Exercise
Each line of the listing that contains the word "name" is to be copied.

--*--

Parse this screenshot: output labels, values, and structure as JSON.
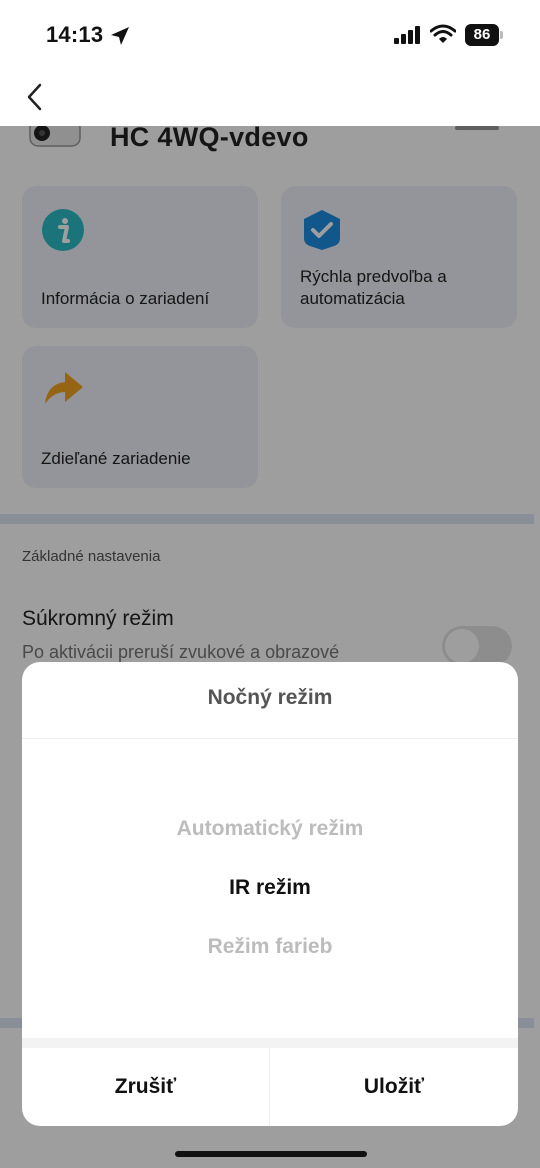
{
  "status_bar": {
    "time": "14:13",
    "battery": "86",
    "icons": [
      "location-arrow-icon",
      "signal-icon",
      "wifi-icon",
      "battery-icon"
    ]
  },
  "nav": {
    "back_icon": "chevron-left-icon"
  },
  "device": {
    "name": "HC 4WQ-vdevo"
  },
  "cards": [
    {
      "label": "Informácia o zariadení",
      "icon": "info-icon",
      "color": "#2bbcc5"
    },
    {
      "label_line1": "Rýchla predvoľba a",
      "label_line2": "automatizácia",
      "icon": "checkmark-shield-icon",
      "color": "#1e8de0"
    },
    {
      "label": "Zdieľané zariadenie",
      "icon": "share-arrow-icon",
      "color": "#f0a321"
    }
  ],
  "settings": {
    "section_title": "Základné nastavenia",
    "privacy_title": "Súkromný režim",
    "privacy_desc": "Po aktivácii preruší zvukové a obrazové",
    "privacy_enabled": false
  },
  "dialog": {
    "title": "Nočný režim",
    "options": [
      "Automatický režim",
      "IR režim",
      "Režim farieb"
    ],
    "selected": "IR režim",
    "cancel_label": "Zrušiť",
    "save_label": "Uložiť"
  },
  "colors": {
    "overlay": "rgba(0,0,0,0.38)",
    "card_bg": "#eef1f9",
    "divider": "#dde5f6"
  }
}
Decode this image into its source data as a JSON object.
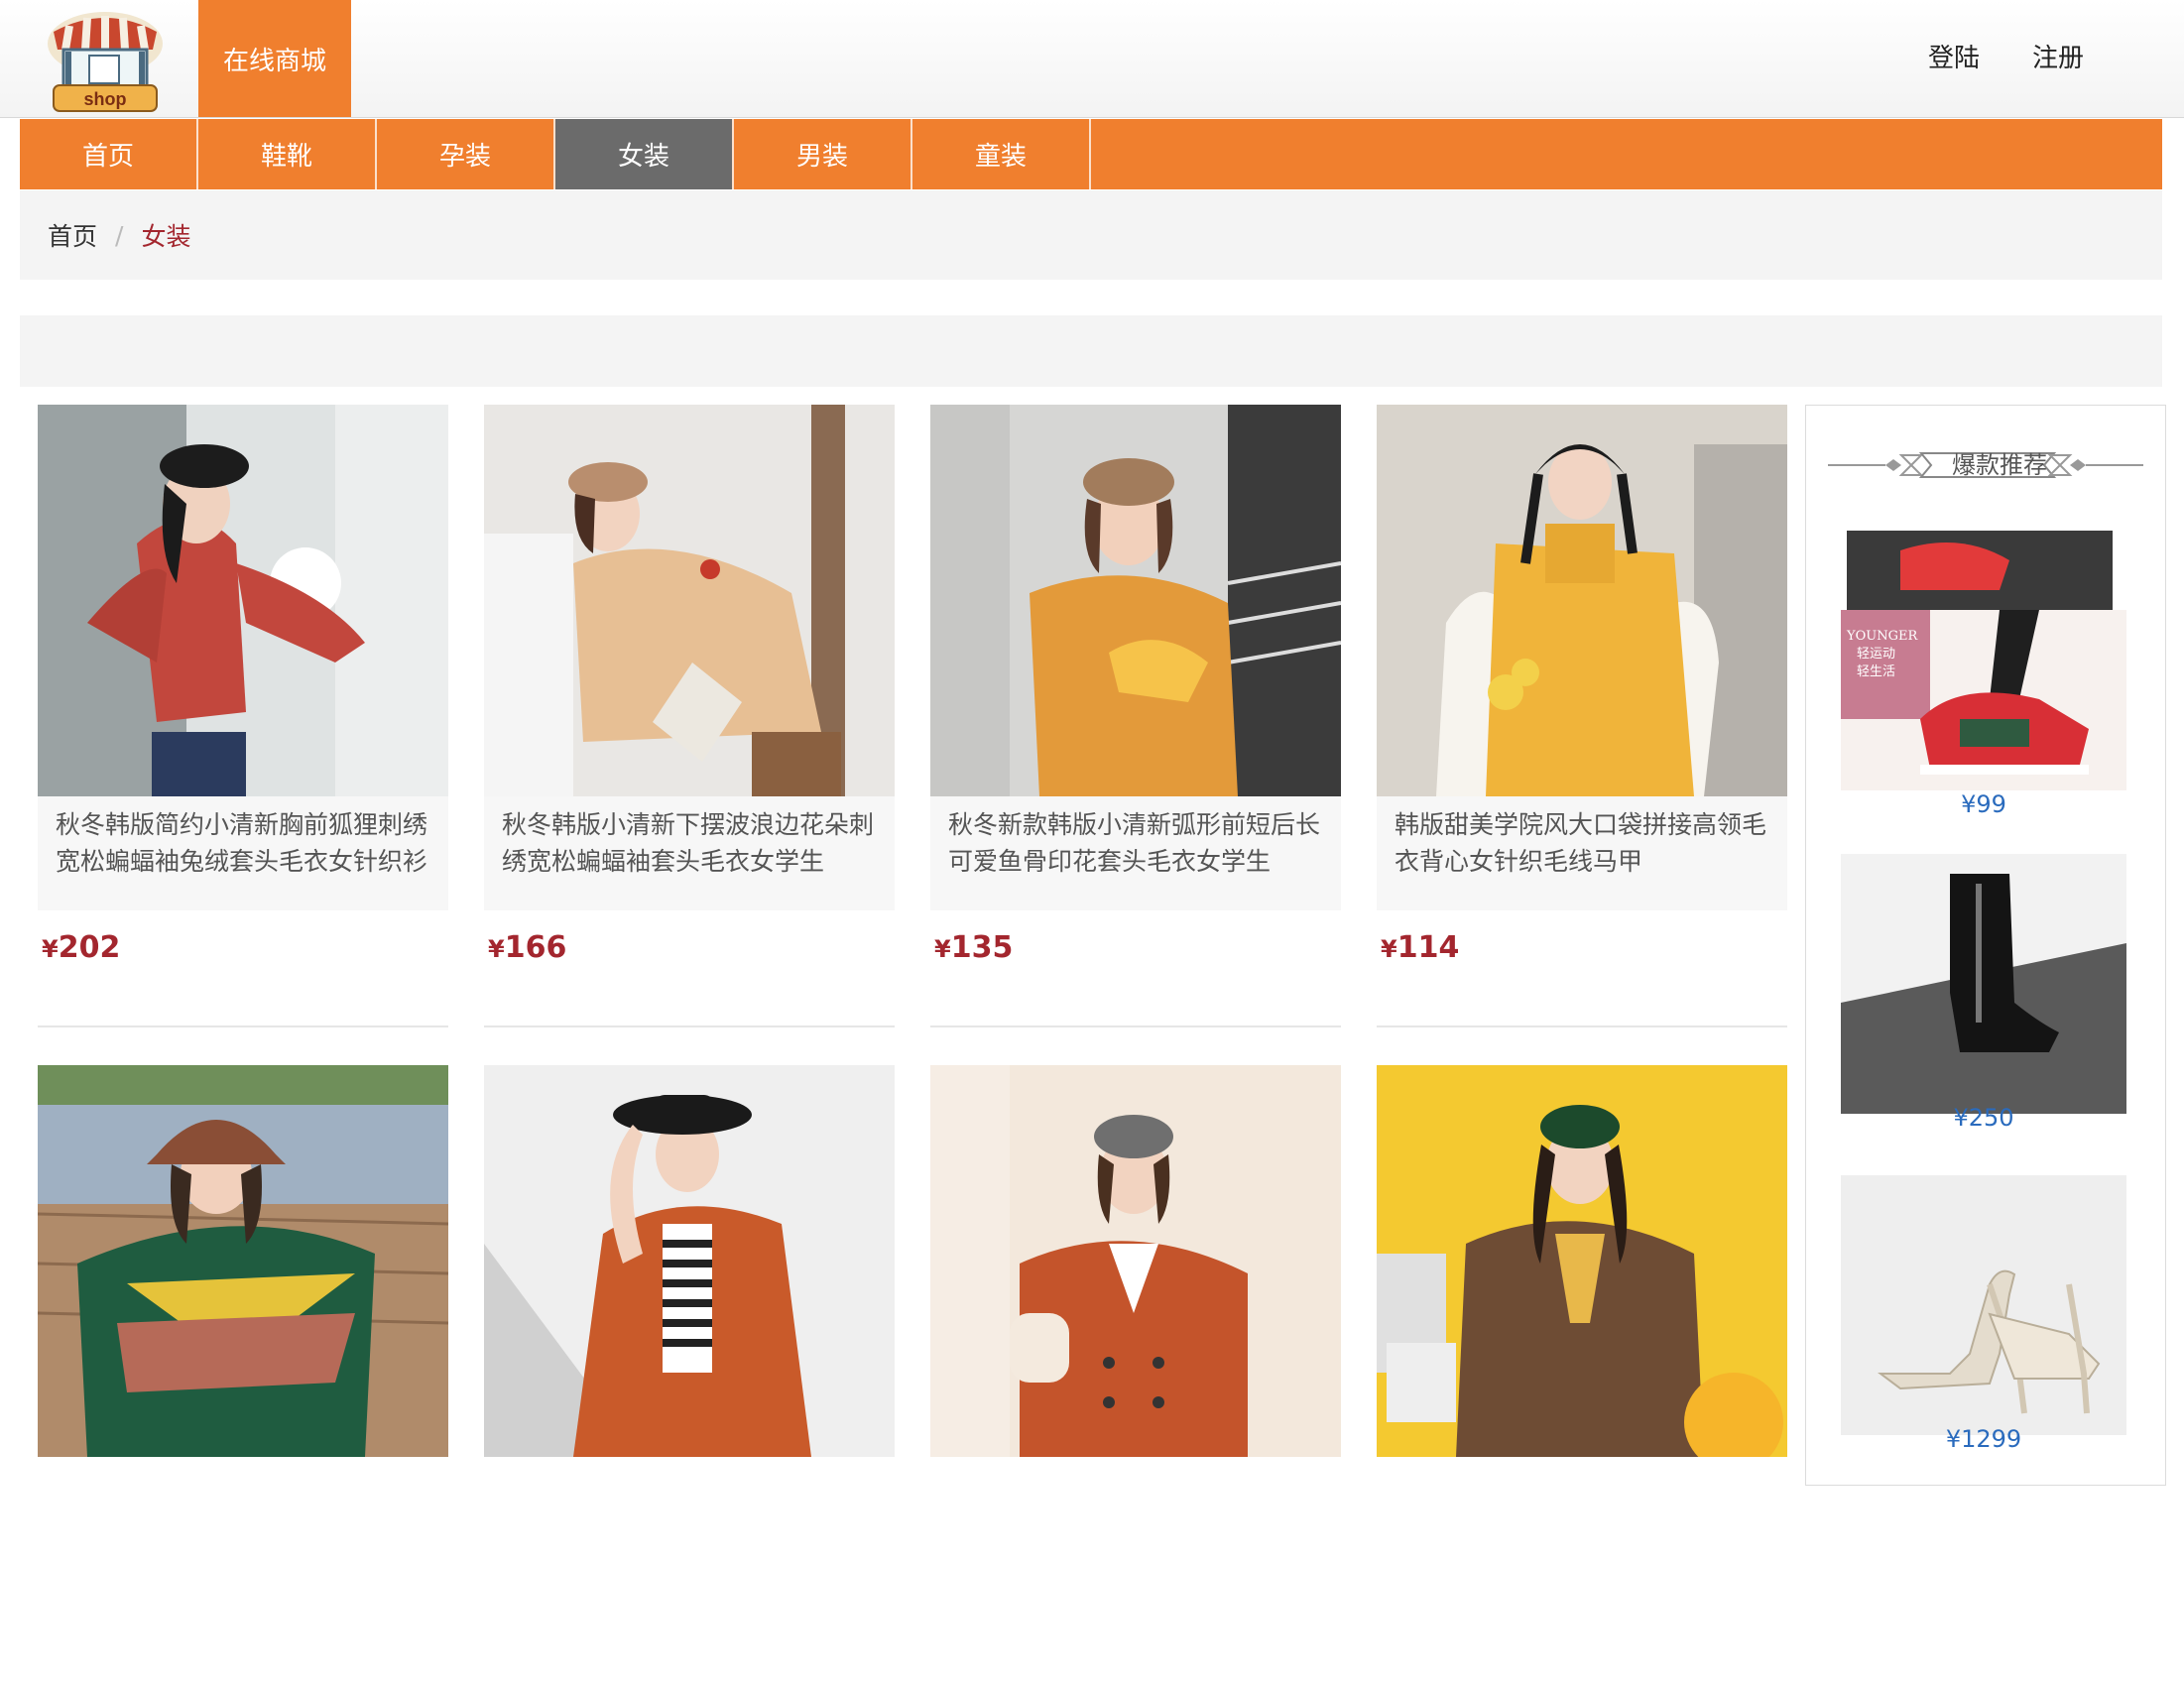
{
  "header": {
    "logo_text": "shop",
    "brand_label": "在线商城",
    "login_label": "登陆",
    "register_label": "注册"
  },
  "nav": [
    {
      "label": "首页",
      "active": false
    },
    {
      "label": "鞋靴",
      "active": false
    },
    {
      "label": "孕装",
      "active": false
    },
    {
      "label": "女装",
      "active": true
    },
    {
      "label": "男装",
      "active": false
    },
    {
      "label": "童装",
      "active": false
    }
  ],
  "breadcrumb": {
    "home": "首页",
    "separator": "/",
    "current": "女装"
  },
  "products": [
    {
      "title": "秋冬韩版简约小清新胸前狐狸刺绣宽松蝙蝠袖兔绒套头毛衣女针织衫",
      "price": "202",
      "currency": "¥"
    },
    {
      "title": "秋冬韩版小清新下摆波浪边花朵刺绣宽松蝙蝠袖套头毛衣女学生",
      "price": "166",
      "currency": "¥"
    },
    {
      "title": "秋冬新款韩版小清新弧形前短后长可爱鱼骨印花套头毛衣女学生",
      "price": "135",
      "currency": "¥"
    },
    {
      "title": "韩版甜美学院风大口袋拼接高领毛衣背心女针织毛线马甲",
      "price": "114",
      "currency": "¥"
    },
    {
      "title": "",
      "price": "",
      "currency": ""
    },
    {
      "title": "",
      "price": "",
      "currency": ""
    },
    {
      "title": "",
      "price": "",
      "currency": ""
    },
    {
      "title": "",
      "price": "",
      "currency": ""
    }
  ],
  "sidebar": {
    "title": "爆款推荐",
    "items": [
      {
        "price": "¥99",
        "watermark_line1": "YOUNGER",
        "watermark_line2": "轻运动",
        "watermark_line3": "轻生活"
      },
      {
        "price": "¥250"
      },
      {
        "price": "¥1299"
      }
    ]
  },
  "colors": {
    "accent": "#f07f2e",
    "nav_active": "#6b6b6b",
    "price": "#a3262e",
    "side_price": "#2a6bbd"
  }
}
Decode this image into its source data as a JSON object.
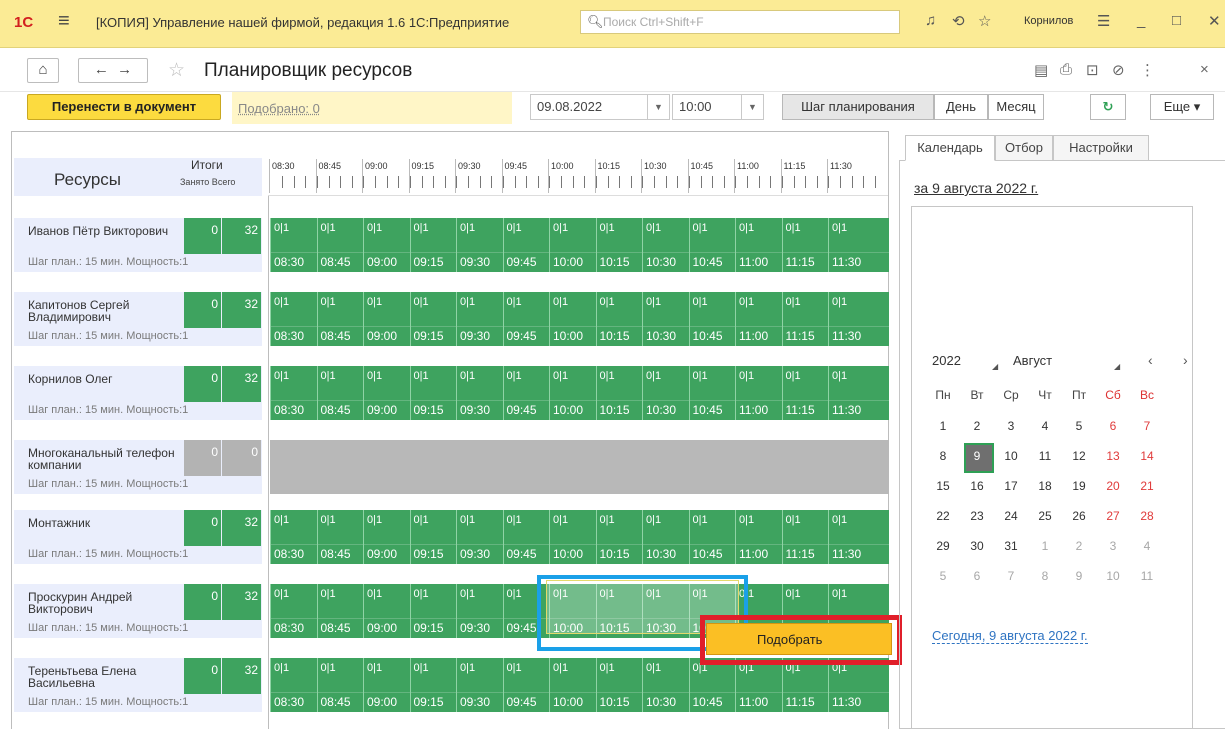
{
  "app": {
    "logo": "1С",
    "title": "[КОПИЯ] Управление нашей фирмой, редакция 1.6 1С:Предприятие",
    "search_placeholder": "Поиск Ctrl+Shift+F",
    "user": "Корнилов"
  },
  "page": {
    "title": "Планировщик ресурсов"
  },
  "toolbar": {
    "transfer_label": "Перенести в документ",
    "selected_label": "Подобрано: 0",
    "date_value": "09.08.2022",
    "time_value": "10:00",
    "mode_step": "Шаг планирования",
    "mode_day": "День",
    "mode_month": "Месяц",
    "more_label": "Еще"
  },
  "grid": {
    "resources_header": "Ресурсы",
    "totals_header": "Итоги",
    "totals_sub": "Занято Всего",
    "times": [
      "08:30",
      "08:45",
      "09:00",
      "09:15",
      "09:30",
      "09:45",
      "10:00",
      "10:15",
      "10:30",
      "10:45",
      "11:00",
      "11:15",
      "11:30"
    ],
    "cell_value": "0|1",
    "step_text": "Шаг план.: 15 мин. Мощность:1",
    "rows": [
      {
        "name": "Иванов Пётр Викторович",
        "busy": "0",
        "total": "32"
      },
      {
        "name": "Капитонов Сергей Владимирович",
        "busy": "0",
        "total": "32"
      },
      {
        "name": "Корнилов Олег",
        "busy": "0",
        "total": "32"
      },
      {
        "name": "Многоканальный телефон компании",
        "busy": "0",
        "total": "0"
      },
      {
        "name": "Монтажник",
        "busy": "0",
        "total": "32"
      },
      {
        "name": "Проскурин Андрей Викторович",
        "busy": "0",
        "total": "32"
      },
      {
        "name": "Тереньтьева Елена Васильевна",
        "busy": "0",
        "total": "32"
      }
    ],
    "pick_label": "Подобрать"
  },
  "right": {
    "tabs": [
      "Календарь",
      "Отбор",
      "Настройки"
    ],
    "date_link": "за 9 августа 2022 г.",
    "cal_year": "2022",
    "cal_month": "Август",
    "weekdays": [
      "Пн",
      "Вт",
      "Ср",
      "Чт",
      "Пт",
      "Сб",
      "Вс"
    ],
    "weeks": [
      [
        "1",
        "2",
        "3",
        "4",
        "5",
        "6",
        "7"
      ],
      [
        "8",
        "9",
        "10",
        "11",
        "12",
        "13",
        "14"
      ],
      [
        "15",
        "16",
        "17",
        "18",
        "19",
        "20",
        "21"
      ],
      [
        "22",
        "23",
        "24",
        "25",
        "26",
        "27",
        "28"
      ],
      [
        "29",
        "30",
        "31",
        "1",
        "2",
        "3",
        "4"
      ],
      [
        "5",
        "6",
        "7",
        "8",
        "9",
        "10",
        "11"
      ]
    ],
    "today_link": "Сегодня, 9 августа 2022 г."
  },
  "colors": {
    "accent": "#fcdb3f",
    "busy_green": "#3ea35f",
    "selection_blue": "#1aa0e8",
    "highlight_red": "#e01f2a"
  }
}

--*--

Solution to this problem
    "name": "HC 4WQ-vdevo"
        "name": "Иванов Пётр Викторович",
        "name": "Капитонов Сергей Владимирович",
        "name": "Корнилов Олег",
        "name": "Многоканальный телефон компании",
        "name": "Монтажник",
        "name": "Проскурин Андрей Викторович",
        "name": "Тереньтьева Елена Васильевна",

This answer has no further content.